Insights on TBL• TBL takes a long time to train, but is relatively fast at tagging once the rules are learned• The rules in the sequence may be decomposed into non- interacting subsets, i.e., only focus on VB tagging (need to only look at rules which affect it)• In cases where the data is sparse, the initial guess needs to be weak enough to allow for learning• Rules become increasingly specific as you go down the sequence. – However, the more specific rules generally don’t overfit because they cover just a few cases
Relation between DT and TBL
DT and TBLDT is a subset of TBL 1. Label with S 2. If X then S A 3. S B
DT is a proper subset of TBL• There exists a problem that can be solved by TBL but not a DT, for a fixed set of primitive queries.• Ex: Given a sequence of characters – Classify a char based on its position • If pos % 4 == 0 then “yes” else “no” – Input attributes available: previous two chars
• Transformation list: – Label with S: A/S A/S A/S A/S A/S A/S A/S – If there is no previous character, then S F A/F A/S A/S A/S A/S A/S A/S – If the char two to the left is labeled with F, then S F A/F A/S A/F A/S A/F A/S A/F – If the char two to the left is labeled with F, then FS A/F A/S A/S A/S A/F A/S A/S – F yes – S no
DT and TBL• TBL is more powerful than DT• Extra power of TBL comes from – Transformations are applied in sequence – Results of previous transformations are visible to following transformations.

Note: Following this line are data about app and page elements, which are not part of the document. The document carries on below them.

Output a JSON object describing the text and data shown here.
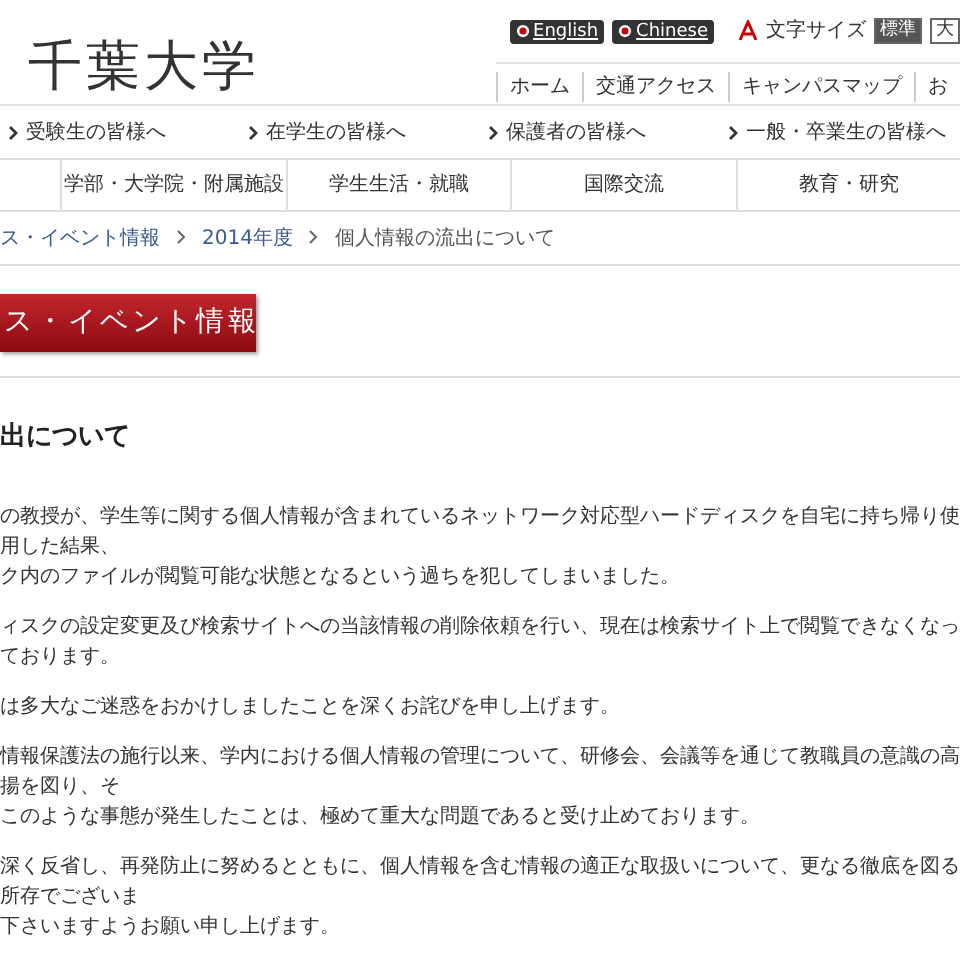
{
  "logo": "千葉大学",
  "language_buttons": [
    "English",
    "Chinese"
  ],
  "font_size": {
    "label": "文字サイズ",
    "options": [
      {
        "label": "標準",
        "selected": true
      },
      {
        "label": "大",
        "selected": false
      }
    ]
  },
  "utility_links": [
    "ホーム",
    "交通アクセス",
    "キャンパスマップ",
    "お"
  ],
  "audience_nav": [
    "受験生の皆様へ",
    "在学生の皆様へ",
    "保護者の皆様へ",
    "一般・卒業生の皆様へ"
  ],
  "main_nav": [
    "学部・大学院・附属施設",
    "学生生活・就職",
    "国際交流",
    "教育・研究"
  ],
  "breadcrumb": [
    {
      "label": "ス・イベント情報",
      "link": true
    },
    {
      "label": "2014年度",
      "link": true
    },
    {
      "label": "個人情報の流出について",
      "link": false
    }
  ],
  "section_banner": "ス・イベント情報",
  "article": {
    "title": "出について",
    "paragraphs": [
      [
        "の教授が、学生等に関する個人情報が含まれているネットワーク対応型ハードディスクを自宅に持ち帰り使用した結果、",
        "ク内のファイルが閲覧可能な状態となるという過ちを犯してしまいました。"
      ],
      [
        "ィスクの設定変更及び検索サイトへの当該情報の削除依頼を行い、現在は検索サイト上で閲覧できなくなっております。"
      ],
      [
        "は多大なご迷惑をおかけしましたことを深くお詫びを申し上げます。"
      ],
      [
        "情報保護法の施行以来、学内における個人情報の管理について、研修会、会議等を通じて教職員の意識の高揚を図り、そ",
        "このような事態が発生したことは、極めて重大な問題であると受け止めております。"
      ],
      [
        "深く反省し、再発防止に努めるとともに、個人情報を含む情報の適正な取扱いについて、更なる徹底を図る所存でございま",
        "下さいますようお願い申し上げます。"
      ]
    ]
  }
}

Brill Algorithm (More Detailed) • 1. Label every word token with its most likely tag (based on lexical generation Most likely tag: probabilities). P(NN|race) = .98 • 2. List the positions of tagging errors and their counts, by comparing with “truth” (T) P(VB|race) = .02 • 3. For each error position, consider each Is/VBZ expected/VBN to/TO instantiation I of X, Y, and Z in Rule race/NN tomorrow/NN template. – If Y=T, increment improvements[I], Rule template: Change a word from else increment errors[I]. tag X to tag Y when previous tag is • 4. Pick the I which results in the greatest Z error reduction, and add to output Rule Instantiation for above example: – VB NN PREV1OR2TAG DT improves NN VB PREV1OR2TAG TO on 98 errors, but produces 18 new errors, so net decrease of 80 errors Applying this rule yields: • 5. Apply that I to corpus Is/VBZ expected/VBN to/TO • 6. Go to 2, unless stopping criterion is race/VB tomorrow/NN reached
Handling Unknown Words• Can also use the Brill Example Learned Rule Sequence method to learn how to tag for Unknown Words unknown words• Instead of using surrounding words and tags, use affix info, capitalization, etc. – Guess NNP if capitalized, NN otherwise. – Or use the tag most common for words ending in the last 3 letters. – etc.• TBL has also been applied to some parsing tasks